I have always wanted to go to Ethiopia and when I learnt that I would be spending several hours— almost 16 hours in Addis Ababa while on transit to Djibouti, I was enthrall.
From my history lessons and watching numerous documentaries, I had learnt of their rich times gone by of the late Emperor Menelik I, the magnificent treasures of Axum, Lalibela, Debre Damo and others that they have also made impressive attempts to sustain.
This rich history is closely tied to religion and beautifully in their daily chores through art who have made impressions in various places— private and public that acts as a constant reminder of where they are coming from and what has been bequeathed to them.
At the Imperial hotel where I was booked while I waited for my flight, I saw striking etchings of the heroes and religious teachers, who have immensely contributed to their way of life.
It is believed that Ethiopia— invariably known as the “land of a thousand smiles” is the home of the Ark of the Covenant and custodian of some the world’s oldest civilizations. The saints and religious teachers who kept this memory alive are celebrated and venerated. Their deeds, devotions, achievements and impression are kept alive through art— paintings, sculptures, wall etchings and many other forms.

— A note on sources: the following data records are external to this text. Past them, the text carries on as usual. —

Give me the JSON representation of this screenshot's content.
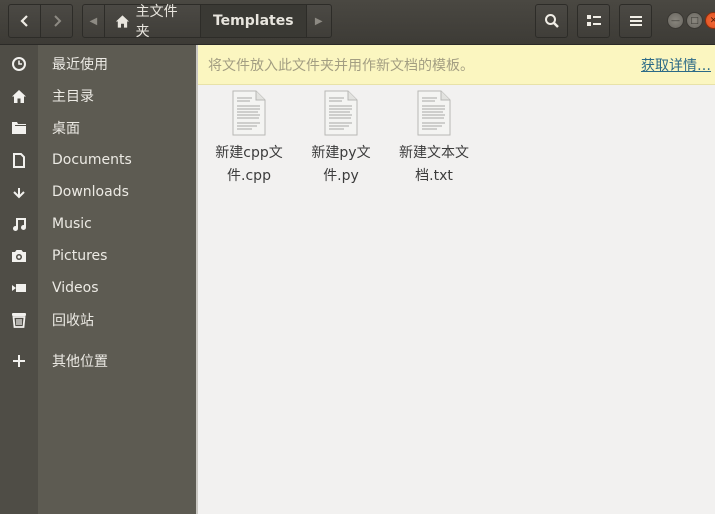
{
  "header": {
    "back_icon": "chevron-left-icon",
    "forward_icon": "chevron-right-icon",
    "path_home_label": "主文件夹",
    "path_current_label": "Templates",
    "search_icon": "search-icon",
    "view_icon": "view-list-icon",
    "menu_icon": "hamburger-menu-icon",
    "window_controls": [
      "minimize",
      "maximize",
      "close"
    ]
  },
  "sidebar": {
    "items": [
      {
        "label": "最近使用",
        "icon": "clock-icon"
      },
      {
        "label": "主目录",
        "icon": "home-icon"
      },
      {
        "label": "桌面",
        "icon": "folder-icon"
      },
      {
        "label": "Documents",
        "icon": "document-icon"
      },
      {
        "label": "Downloads",
        "icon": "download-icon"
      },
      {
        "label": "Music",
        "icon": "music-icon"
      },
      {
        "label": "Pictures",
        "icon": "camera-icon"
      },
      {
        "label": "Videos",
        "icon": "video-icon"
      },
      {
        "label": "回收站",
        "icon": "trash-icon"
      },
      {
        "label": "其他位置",
        "icon": "plus-icon"
      }
    ]
  },
  "infobar": {
    "message": "将文件放入此文件夹并用作新文档的模板。",
    "link_label": "获取详情…"
  },
  "files": [
    {
      "line1": "新建cpp文",
      "line2": "件.cpp"
    },
    {
      "line1": "新建py文",
      "line2": "件.py"
    },
    {
      "line1": "新建文本文",
      "line2": "档.txt"
    }
  ],
  "colors": {
    "header_bg": "#45433e",
    "sidebar_bg": "#5d5b52",
    "infobar_bg": "#fbf6c0",
    "link": "#2c6a87",
    "close_button": "#e95420"
  }
}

They are deep and subject to many interpretations— the preacher surrounded by angels, caring princes, significance of the legendary Ark of the Covenant and the written law. The images kind of remind you of those biblical figures that have shapes history. It is these images that I would like to share with art connoisseurs and hope that you find them as satisfactory as I did. My longing to visit Ethiopia was not in vain. In fact what I saw motivated me to try and go back there again.